tools in every field of academic endeavor. My lifelong study of the
Christian religion illustrates both of these principles.
Theology is a scholarly discipline when it observes the
intellectual protocols of the modern university and bids farewell to
deductive epistemological principles of any kind - including revealed
truth and any privileged knowledge God. Theology becomes a valid
academic discipline insofar as it employs the historical-critical
method's three presuppositions of causality, the potential validity of
analogies, and the reciprocal relationship between historical
phenomena. But this adoption of the atheistic methodology of
secularism demands that traditional religion undergo a Copernican
However it may disenchant the world, true objectivity means
relinquishing the canonicity or sacredness of particular writings, any
claims to a revelation, and all distinctions between orthodoxy and
heresy except those found in historical discourse. This same
even-handedness outlaws dogmatic and theological judgments unsupported
by empirical evidence, and refuses to deal with questions of religious
truth except to compare different truth claims. The scholar of
religion must steer clear of ideologies, but it is obliged to use the
methods and insights of the sciences and humanities, including those
derived from such neighboring disciplines as sociology, psychology and
ethnology, for their illumination of historical phenomena is often
decisive. Its assumptions and conclusions must remain open to peer
review and revision on the sole basis of best evidence.
Therefore petitionary prayer by academic theologians amounts to
self-betrayal.

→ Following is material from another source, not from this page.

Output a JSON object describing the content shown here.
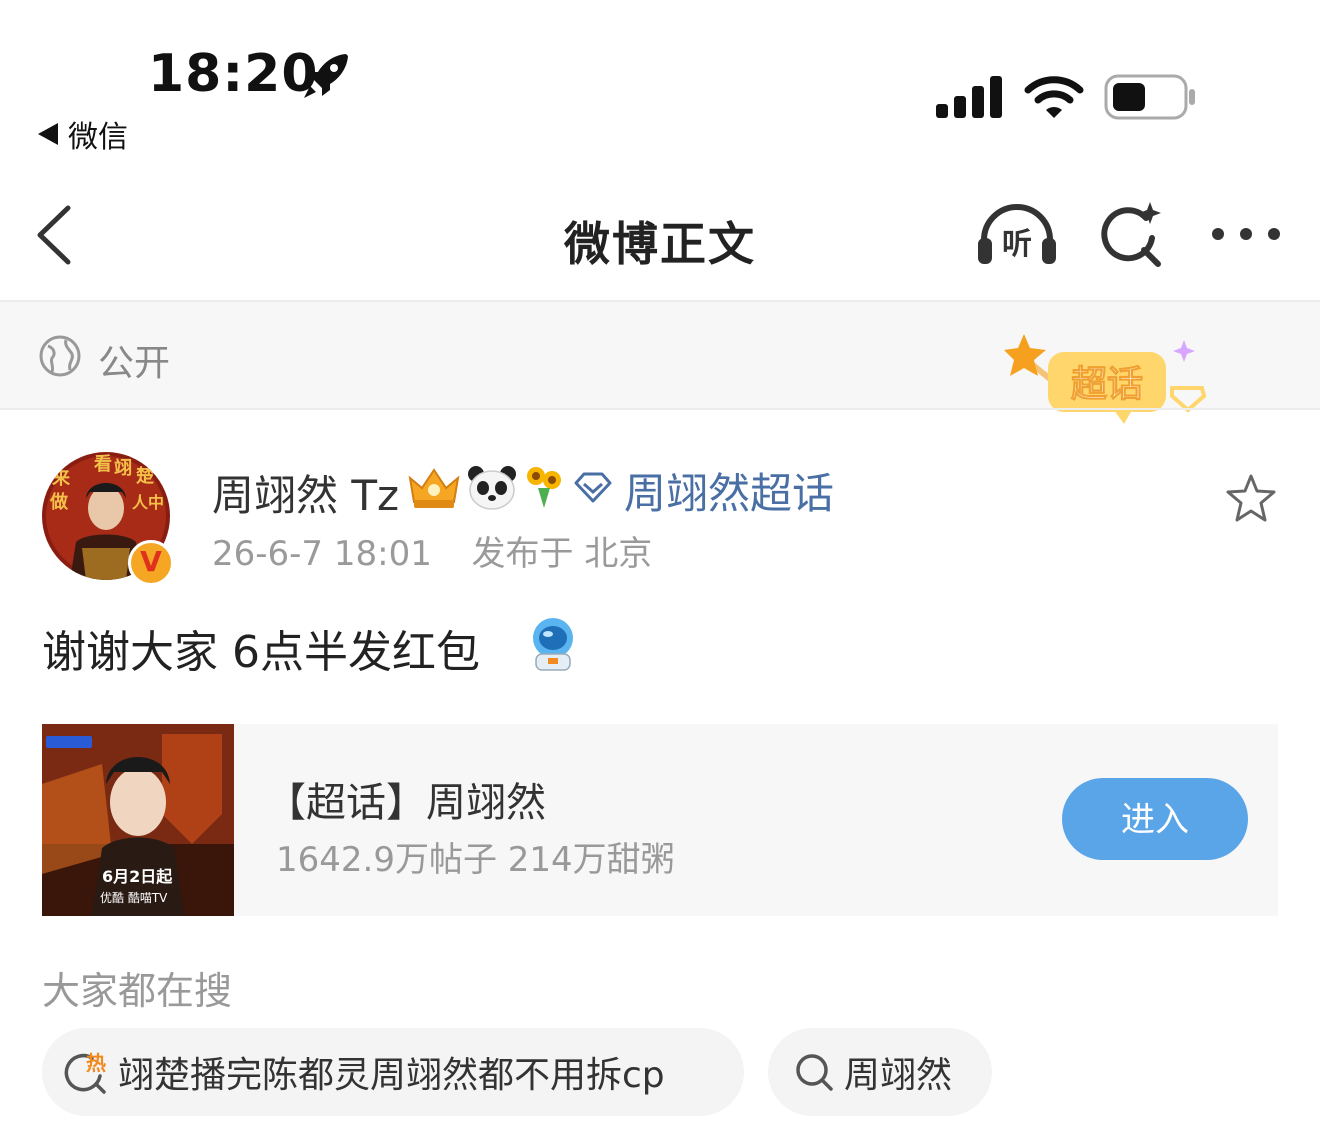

As Huck Finn says, "You can't pray a lie."
Still, though excluded from the ranks of true believers, we can be
religious spirits without religion, hoping by critical secularism to
make the world a better place.